The WonkLine: November 17, 2010

Welcome to The WonkLine, a daily 9:30 a.m. roundup of the latest public policy news. This is what we’re reading. Tell us what you found in the comments section below. You can also follow The Wonk Room on Twitter.

Climate Change

In an op-ed at Fred Hiatt’s Washington Post, climate disinformer Bjorn Lomborg falsely claims that the “best research we have” says that “global sea levels are not likely to rise more than about 20 inches by 2100,” using that lie to argue that “coping with climate change is something we know how to do.”

BP “has launched its biggest push yet to deep-clean the tourist beaches that were coated with crude” during the Gulf oil disaster, caused by the company’s “insufficient consideration of risk” and “lack of operating discipline.”


India “may endure floods 30 percent more severe in magnitude and heightened drought conditions by 2030 due to climate change.”


“State attorneys general and the country’s biggest lenders are negotiating to create a nationwide fund to compensate borrowers who can prove they lost their home in an improper foreclosure,” the Washington Post reports.

Bank of America blames investors for its inability to make loan modifications, but ProPublica isn’t buying it.

“Tax legislation being crafted in the U.S. Congress will also continue the popular Build America Bonds program that is set to end next month,” Sen. Max Baucus (D-MT) told Reuters yesterday.


A new study of an Arizona-style immigration policy in Prince William County, Va., has found that it reduced the number of undocumented immigrants in the county, but that its effect on violent crime was inconclusive. President Obama joined top Congressional Democrats yesterday in urging Congress to pass the DREAM Act before it adjourns for the year and continue working on comprehensive immigration reform. Gov. Deval Patrick (D-MA) announced yesterday that he would implement all 131 recommendations in a year-old administration report including plans to provide in-state tuition rates and driver’s licenses to undocumented immigrants.

National Security

TSA administrator John S. Pistole told the Senate Committee on Homeland Security and Governmental Affairs that the TSA would continue to use full-body scan machines and intimate “pat-downs,” despite widespread criticisms of these measures as needlessly invasive and ineffective.


“NATO forces may still be leading some combat operations in Afghanistan beyond 2014, the alliance’s top civilian in the country said Wednesday, explaining the date given for shifting authority to the Afghan government is not a deadline.”
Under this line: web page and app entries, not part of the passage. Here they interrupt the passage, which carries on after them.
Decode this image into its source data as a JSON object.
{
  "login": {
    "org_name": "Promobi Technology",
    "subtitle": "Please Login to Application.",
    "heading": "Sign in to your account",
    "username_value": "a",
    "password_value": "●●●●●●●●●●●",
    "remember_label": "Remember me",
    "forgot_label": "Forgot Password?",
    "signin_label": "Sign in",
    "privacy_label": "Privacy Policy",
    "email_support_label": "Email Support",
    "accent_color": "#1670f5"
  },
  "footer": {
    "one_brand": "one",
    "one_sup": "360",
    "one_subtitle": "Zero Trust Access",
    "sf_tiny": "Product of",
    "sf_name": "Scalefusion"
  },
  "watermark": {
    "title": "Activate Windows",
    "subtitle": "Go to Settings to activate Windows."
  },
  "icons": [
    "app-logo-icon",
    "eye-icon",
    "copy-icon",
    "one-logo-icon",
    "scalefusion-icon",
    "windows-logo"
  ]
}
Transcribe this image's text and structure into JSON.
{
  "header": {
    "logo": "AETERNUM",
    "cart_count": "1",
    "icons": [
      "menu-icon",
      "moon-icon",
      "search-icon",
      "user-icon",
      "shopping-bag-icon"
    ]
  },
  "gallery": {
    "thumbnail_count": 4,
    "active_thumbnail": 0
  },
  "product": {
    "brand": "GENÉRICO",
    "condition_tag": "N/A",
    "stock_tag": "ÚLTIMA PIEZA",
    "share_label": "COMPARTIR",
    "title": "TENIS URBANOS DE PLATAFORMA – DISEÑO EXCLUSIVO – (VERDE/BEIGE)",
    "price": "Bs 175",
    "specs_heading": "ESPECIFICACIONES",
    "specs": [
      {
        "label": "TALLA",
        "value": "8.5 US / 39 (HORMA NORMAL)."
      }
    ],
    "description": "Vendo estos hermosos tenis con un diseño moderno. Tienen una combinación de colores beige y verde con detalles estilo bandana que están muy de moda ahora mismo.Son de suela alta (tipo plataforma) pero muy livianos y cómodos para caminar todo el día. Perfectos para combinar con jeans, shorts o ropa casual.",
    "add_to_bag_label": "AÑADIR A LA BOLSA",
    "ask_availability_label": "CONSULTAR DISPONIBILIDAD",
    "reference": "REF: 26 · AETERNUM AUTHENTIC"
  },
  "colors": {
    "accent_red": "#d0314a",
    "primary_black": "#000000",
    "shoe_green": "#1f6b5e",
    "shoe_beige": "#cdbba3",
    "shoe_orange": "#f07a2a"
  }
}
“Germany’s interior minister says he is ordering increased security in the country in light of what he says is a heightened threat from terrorism.”

Health Care

“New York Democratic Rep. Joe Crowley, a fierce defender of President Obama’s health care reform, is asking Republicans who want to repeal the law to forgo their taxpayer-subsidized health insurance out of principle.”

“In the coming days, the Obama administration is expected to issue regulations that may determine the future of college-sponsored student health insurance plans.”

“Federal health-care reform will give Illinois the opportunity to transform Medicaid into a program that saves money, keeps patients healthier and attracts more doctors, a member of [Illinois] Gov. Pat Quinn’s cabinet said Tuesday.”

LGBT Equality

“Sen. Carl Levin (D-MI) on Tuesday said he would schedule hearings as soon as the Pentagon finishes its report on the implications of repealing the ban on openly gay people serving in the military.”


“The champion of ‘Don’t Ask, Don’t Tell’ repeal in the U.S. House maintains that President Obama will provide the ‘full spectrum’ of engagement in getting the military’s gay ban repealed once the Pentagon completes its report on the issue.”

“Editorials in a Catholic prep school’s student newspaper about same-sex marriage and gay teenagers are sparking debate about free speech in Minnesota.”


A panel of top educators said yesterday that “programs that train teachers need to be radically revised.”

California is taking its first steps toward major teacher seniority changes, notes the Quick and the Ed.

Carol Scott asks if Al Gore, Sally Ride and the MythBusters can save science education.


A third lawsuit has been filed challenging an Oklahoma voter disenfranchisement initiative that was approved earlier this month. The Senate is such a dysfunctional institution it may not be able to pass a ban on animal snuff films before the year runs out. The Justices of the Supreme Court really don’t get technology, although Justice Breyer thinks they need to figure out Facebook.